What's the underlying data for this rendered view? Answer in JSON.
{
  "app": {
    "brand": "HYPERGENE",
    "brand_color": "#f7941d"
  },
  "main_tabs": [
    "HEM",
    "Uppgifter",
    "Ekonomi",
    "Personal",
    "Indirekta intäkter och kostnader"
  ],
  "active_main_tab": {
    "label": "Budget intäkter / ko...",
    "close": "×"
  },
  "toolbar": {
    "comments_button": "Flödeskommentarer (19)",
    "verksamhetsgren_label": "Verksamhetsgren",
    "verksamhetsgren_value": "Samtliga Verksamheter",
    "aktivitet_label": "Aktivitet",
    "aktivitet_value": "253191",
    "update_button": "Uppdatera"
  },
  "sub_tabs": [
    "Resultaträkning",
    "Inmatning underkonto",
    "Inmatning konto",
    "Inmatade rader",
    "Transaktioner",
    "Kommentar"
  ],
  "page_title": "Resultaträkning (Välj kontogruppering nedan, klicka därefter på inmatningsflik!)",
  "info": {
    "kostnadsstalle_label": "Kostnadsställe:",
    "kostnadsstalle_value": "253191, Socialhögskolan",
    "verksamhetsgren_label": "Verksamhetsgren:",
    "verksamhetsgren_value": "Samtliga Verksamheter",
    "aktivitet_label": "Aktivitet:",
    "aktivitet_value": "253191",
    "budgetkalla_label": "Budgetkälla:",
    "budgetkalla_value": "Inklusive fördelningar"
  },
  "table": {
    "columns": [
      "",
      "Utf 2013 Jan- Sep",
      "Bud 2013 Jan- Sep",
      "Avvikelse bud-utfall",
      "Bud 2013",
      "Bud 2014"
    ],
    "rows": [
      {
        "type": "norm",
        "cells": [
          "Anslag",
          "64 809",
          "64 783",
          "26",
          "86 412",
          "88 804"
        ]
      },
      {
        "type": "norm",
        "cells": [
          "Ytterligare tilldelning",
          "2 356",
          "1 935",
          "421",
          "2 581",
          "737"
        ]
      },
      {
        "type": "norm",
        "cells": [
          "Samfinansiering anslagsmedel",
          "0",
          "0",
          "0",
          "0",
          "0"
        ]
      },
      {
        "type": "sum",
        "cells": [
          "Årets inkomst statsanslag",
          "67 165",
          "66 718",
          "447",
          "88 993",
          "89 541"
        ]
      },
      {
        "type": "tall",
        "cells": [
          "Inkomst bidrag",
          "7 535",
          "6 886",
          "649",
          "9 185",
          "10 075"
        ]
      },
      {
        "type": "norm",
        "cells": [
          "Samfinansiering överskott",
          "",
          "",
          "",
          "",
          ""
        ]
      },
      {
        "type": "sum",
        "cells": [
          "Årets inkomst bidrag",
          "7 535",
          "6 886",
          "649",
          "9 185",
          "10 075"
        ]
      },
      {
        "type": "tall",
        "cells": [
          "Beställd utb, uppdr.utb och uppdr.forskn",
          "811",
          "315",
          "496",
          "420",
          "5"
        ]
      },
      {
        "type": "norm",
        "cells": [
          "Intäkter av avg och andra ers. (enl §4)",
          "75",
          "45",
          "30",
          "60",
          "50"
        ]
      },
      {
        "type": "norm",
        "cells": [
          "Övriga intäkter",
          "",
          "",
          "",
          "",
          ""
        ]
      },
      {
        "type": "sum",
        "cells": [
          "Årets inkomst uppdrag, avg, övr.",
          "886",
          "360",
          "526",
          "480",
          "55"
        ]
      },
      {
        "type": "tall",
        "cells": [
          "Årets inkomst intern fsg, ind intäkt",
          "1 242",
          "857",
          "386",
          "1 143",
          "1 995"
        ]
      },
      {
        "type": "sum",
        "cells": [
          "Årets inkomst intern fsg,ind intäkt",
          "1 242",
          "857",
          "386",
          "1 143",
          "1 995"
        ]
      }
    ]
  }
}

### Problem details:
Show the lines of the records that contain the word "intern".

### Expected answer:
          "Årets inkomst intern fsg, ind intäkt",
          "Årets inkomst intern fsg,ind intäkt",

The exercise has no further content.